Phlebotomists cannot simply call a patient back and start taking their blood immediately. There are guidelines and safe practices they need to follow to ensure the procedure goes smoothly and is safe for everyone involved. The EKG and phlebotomy training in NYC classes from the ABC Training Center helps you prepare to meet these guidelines so you can handle your job well. Read on to learn about guidelines related to this emerging field.
You need to perform some pre-planning before starting any procedures. The first step is to find a clean, well-lit area where you can see what you are doing. You also need all supplies readily available. The list of supplies includes non-sterile gloves, disposable needles, an alcohol rub, and syringes. It is ideal to keep a full set of supplies in the room where you’re working so you can handle one patient after the other without the need to stop and find more supplies.
Order of Draw
There may be times when you have to take multiple samples. You do not simply start drawing blood from any location and fill any tube. There is a particular order of draw to follow. SPS blood cultures get taken first, followed by the red glass tubes.
You then fill the Sodium Citrate Blue, followed by the serum tubes with clot activators. Sodium or Lithium Heparin comes in green, while EDTA comes in pink or purple.
Follow these with the gray containers, and then use the Yellow ACD. Your paperwork should divulge which samples are required and indicate the proper order of draw to use.

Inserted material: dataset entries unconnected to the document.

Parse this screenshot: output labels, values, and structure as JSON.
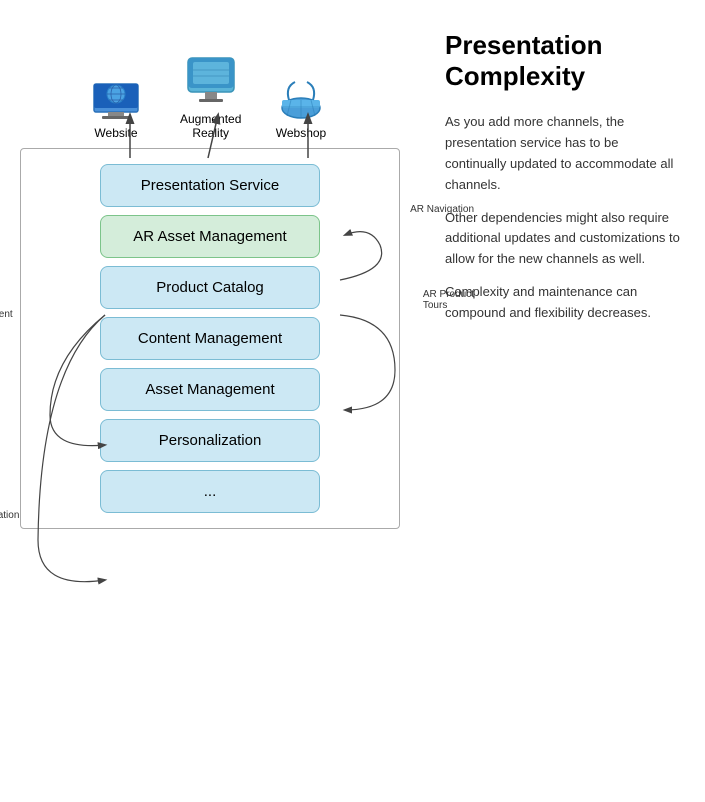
{
  "diagram": {
    "icons": [
      {
        "id": "website",
        "label": "Website",
        "type": "globe-monitor"
      },
      {
        "id": "ar",
        "label": "Augmented\nReality",
        "type": "ar-device"
      },
      {
        "id": "webshop",
        "label": "Webshop",
        "type": "basket"
      }
    ],
    "services": [
      {
        "id": "presentation-service",
        "label": "Presentation Service",
        "style": "blue"
      },
      {
        "id": "ar-asset-management",
        "label": "AR Asset Management",
        "style": "green"
      },
      {
        "id": "product-catalog",
        "label": "Product Catalog",
        "style": "blue"
      },
      {
        "id": "content-management",
        "label": "Content Management",
        "style": "blue"
      },
      {
        "id": "asset-management",
        "label": "Asset Management",
        "style": "blue"
      },
      {
        "id": "personalization",
        "label": "Personalization",
        "style": "blue"
      },
      {
        "id": "ellipsis",
        "label": "...",
        "style": "blue"
      }
    ],
    "arrow_labels": [
      {
        "id": "ar-navigation",
        "text": "AR Navigation"
      },
      {
        "id": "ar-product-tours",
        "text": "AR Product\nTours"
      },
      {
        "id": "ar-content",
        "text": "AR Content"
      },
      {
        "id": "ar-personalization",
        "text": "AR\nPersonalization"
      }
    ]
  },
  "text_panel": {
    "title": "Presentation\nComplexity",
    "paragraphs": [
      "As you add more channels, the presentation service has to be continually updated to accommodate all channels.",
      "Other dependencies might also require additional updates and customizations to allow for the new channels as well.",
      "Complexity and maintenance can compound and flexibility decreases."
    ]
  }
}
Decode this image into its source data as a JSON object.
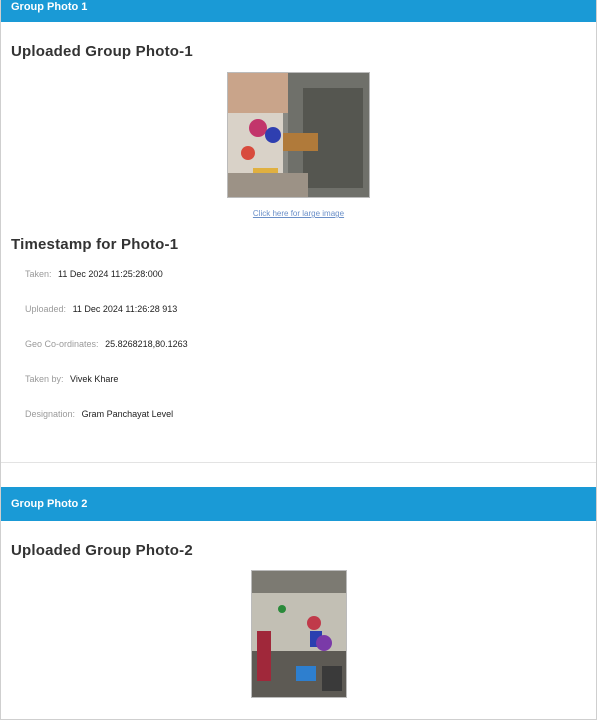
{
  "section1": {
    "header": "Group Photo 1",
    "title": "Uploaded Group Photo-1",
    "photo_link": "Click here for large image",
    "timestamp_title": "Timestamp for Photo-1",
    "fields": [
      {
        "label": "Taken:",
        "value": "11 Dec 2024 11:25:28:000"
      },
      {
        "label": "Uploaded:",
        "value": "11 Dec 2024 11:26:28 913"
      },
      {
        "label": "Geo Co-ordinates:",
        "value": "25.8268218,80.1263"
      },
      {
        "label": "Taken by:",
        "value": "Vivek Khare"
      },
      {
        "label": "Designation:",
        "value": "Gram Panchayat Level"
      }
    ]
  },
  "section2": {
    "header": "Group Photo 2",
    "title": "Uploaded Group Photo-2"
  },
  "colors": {
    "header_bg": "#1a9ad6",
    "link": "#6a8fc8",
    "label": "#9a9a9a"
  }
}
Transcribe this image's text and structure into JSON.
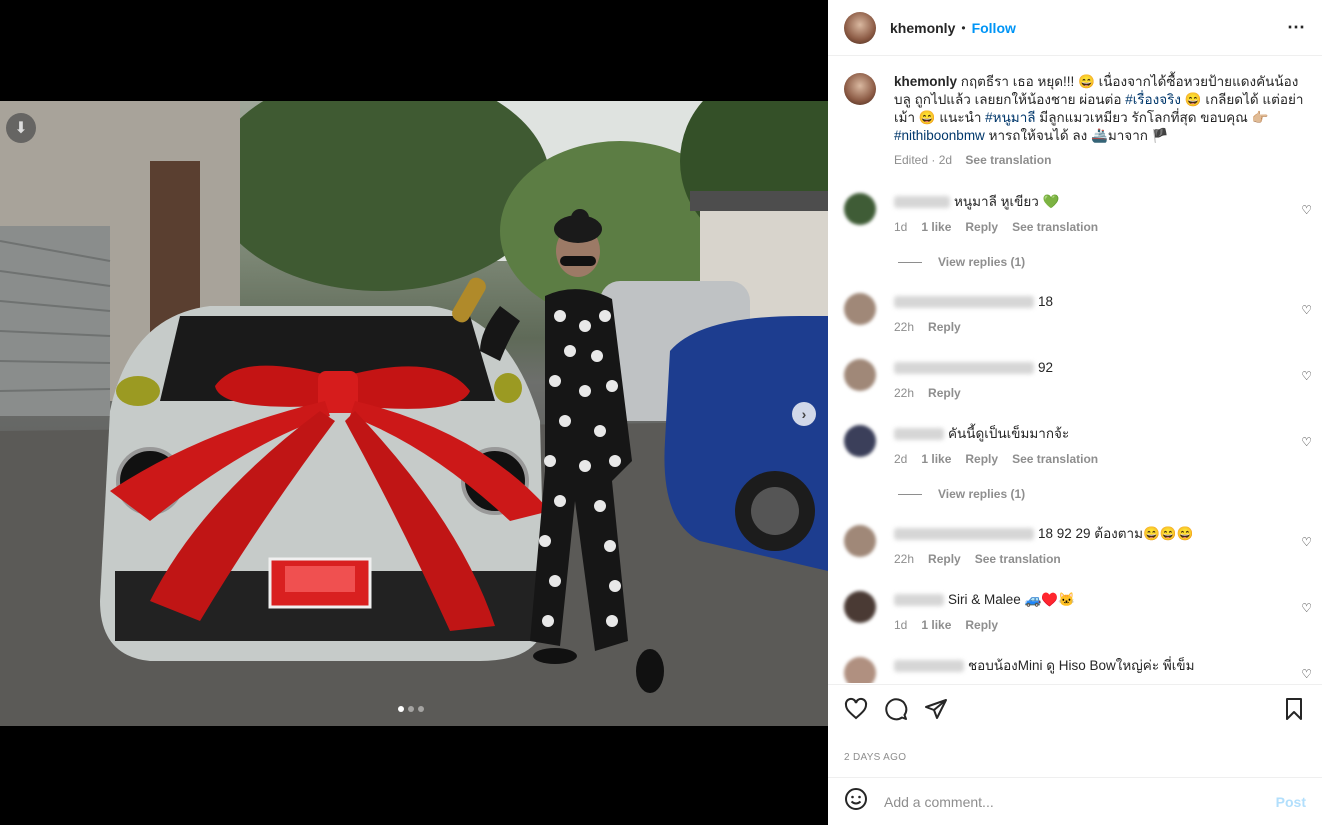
{
  "post": {
    "username": "khemonly",
    "follow_label": "Follow",
    "separator": "•",
    "more_icon": "⋯",
    "caption_user": "khemonly",
    "caption_parts": {
      "p1": "กฤตธีรา เธอ หยุด!!! 😄 เนื่องจากได้ซื้อหวยป้ายแดงคันน้องบลู ถูกไปแล้ว เลยยกให้น้องชาย ผ่อนต่อ ",
      "tag1": "#เรื่องจริง",
      "p2": " 😄 เกลียดได้ แต่อย่าเม้า 😄 แนะนำ ",
      "tag2": "#หนูมาลี",
      "p3": " มีลูกแมวเหมียว รักโลกที่สุด ขอบคุณ 👉🏼",
      "tag3": "#nithiboonbmw",
      "p4": " หารถให้จนได้ ลง 🚢มาจาก 🏴"
    },
    "caption_meta": "Edited · 2d",
    "see_translation": "See translation",
    "date": "2 DAYS AGO",
    "image_dots": 3,
    "image_active_dot": 1
  },
  "comments": [
    {
      "text": "หนูมาลี หูเขียว 💚",
      "age": "1d",
      "likes": "1 like",
      "reply": "Reply",
      "translate": "See translation",
      "replies": "View replies (1)",
      "avatar": "#3f5c36"
    },
    {
      "text": "18",
      "age": "22h",
      "likes": "",
      "reply": "Reply",
      "translate": "",
      "replies": "",
      "avatar": "#a08878"
    },
    {
      "text": "92",
      "age": "22h",
      "likes": "",
      "reply": "Reply",
      "translate": "",
      "replies": "",
      "avatar": "#a08878"
    },
    {
      "text": "คันนี้ดูเป็นเข็มมากจ้ะ",
      "age": "2d",
      "likes": "1 like",
      "reply": "Reply",
      "translate": "See translation",
      "replies": "View replies (1)",
      "avatar": "#3b3f5a"
    },
    {
      "text": "18 92 29 ต้องตาม😄😄😄",
      "age": "22h",
      "likes": "",
      "reply": "Reply",
      "translate": "See translation",
      "replies": "",
      "avatar": "#a08878"
    },
    {
      "text": "Siri & Malee 🚙♥️🐱",
      "age": "1d",
      "likes": "1 like",
      "reply": "Reply",
      "translate": "",
      "replies": "",
      "avatar": "#4a3a34"
    },
    {
      "text": "ชอบน้องMini ดู Hiso Bowใหญ่ค่ะ พี่เข็ม",
      "age": "",
      "likes": "",
      "reply": "",
      "translate": "",
      "replies": "",
      "avatar": "#b09080"
    }
  ],
  "add_comment": {
    "placeholder": "Add a comment...",
    "post_label": "Post"
  }
}
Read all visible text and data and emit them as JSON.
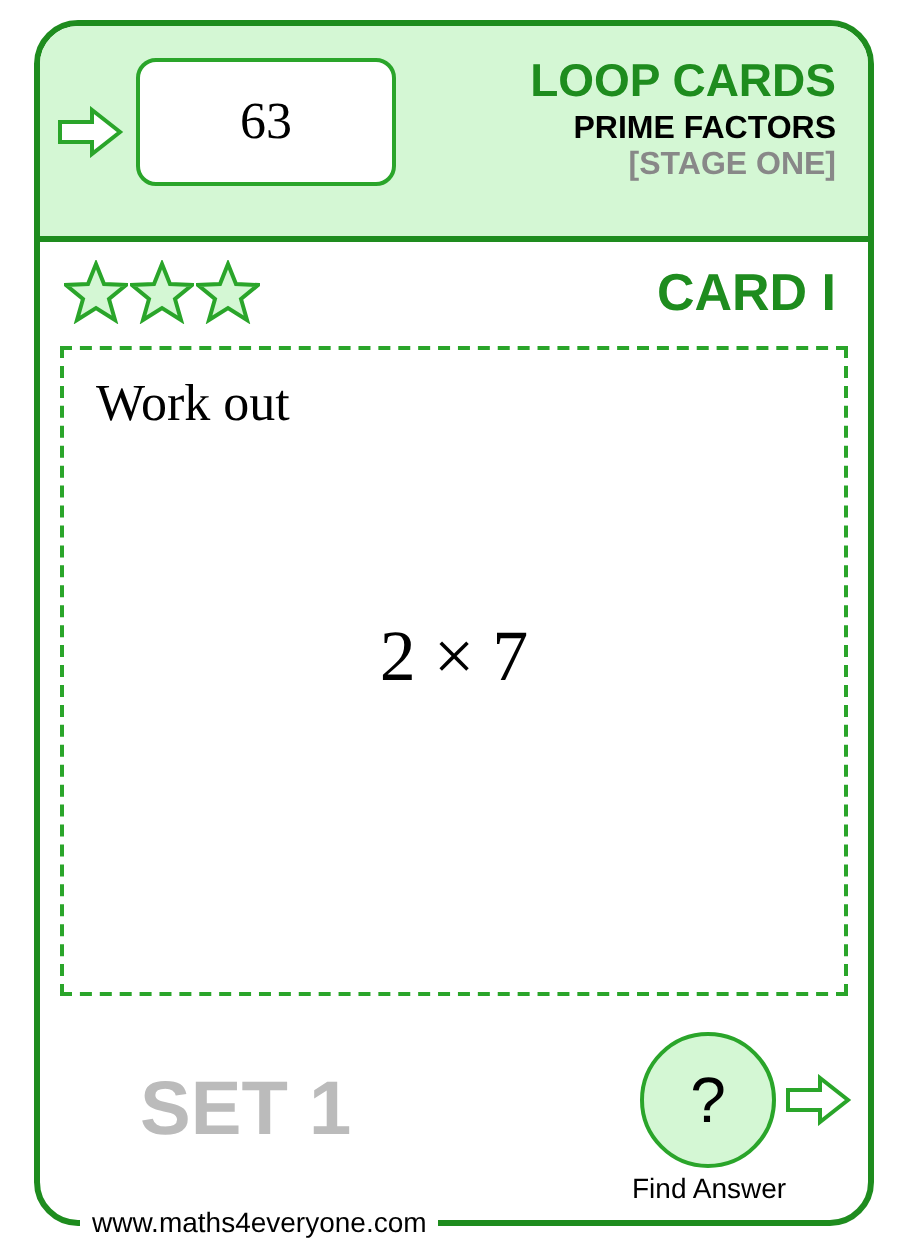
{
  "header": {
    "answer_value": "63",
    "title": "LOOP CARDS",
    "subtitle": "PRIME FACTORS",
    "stage": "[STAGE ONE]"
  },
  "card": {
    "stars": 3,
    "label": "CARD I",
    "prompt": "Work out",
    "expression": "2 × 7"
  },
  "footer": {
    "set": "SET 1",
    "button_symbol": "?",
    "button_label": "Find Answer",
    "website": "www.maths4everyone.com"
  }
}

You need to properly care for the patient while they are in your presence. Make them feel comfortable and let them know each step as you are completing it. A tourniquet is needed to tie around the arm so you can get a good vein. You need to feel around for a vein that is able to stand out and handle the needle. Let the patient know it may feel tight, but it will not hurt them.
During the draw, work quickly but effectively. Immediately remove the needle when you have finished and cover the poked skin with a cotton ball and bandage. Remind the patient that he or she needs to keep it on the area for at least 15 or 20 minutes before it can get removed.
All blood samples must be handled with care. You should never shake a tube or mix it too vigorously. You also need to safely transfer the samples during transit so you do not jostle the blood cells and cause them to burst. Improper handling could cause the sample to be damaged, forcing you to redraw the patient’s blood.
If you are not yet prepared to follow the phlebotomy guidelines and best practices, it may be necessary to take additional EKG and phlebotomy training courses in your area. This type of training will better prepare you for the job and ensure you understand the rules to follow when taking blood safely from patients.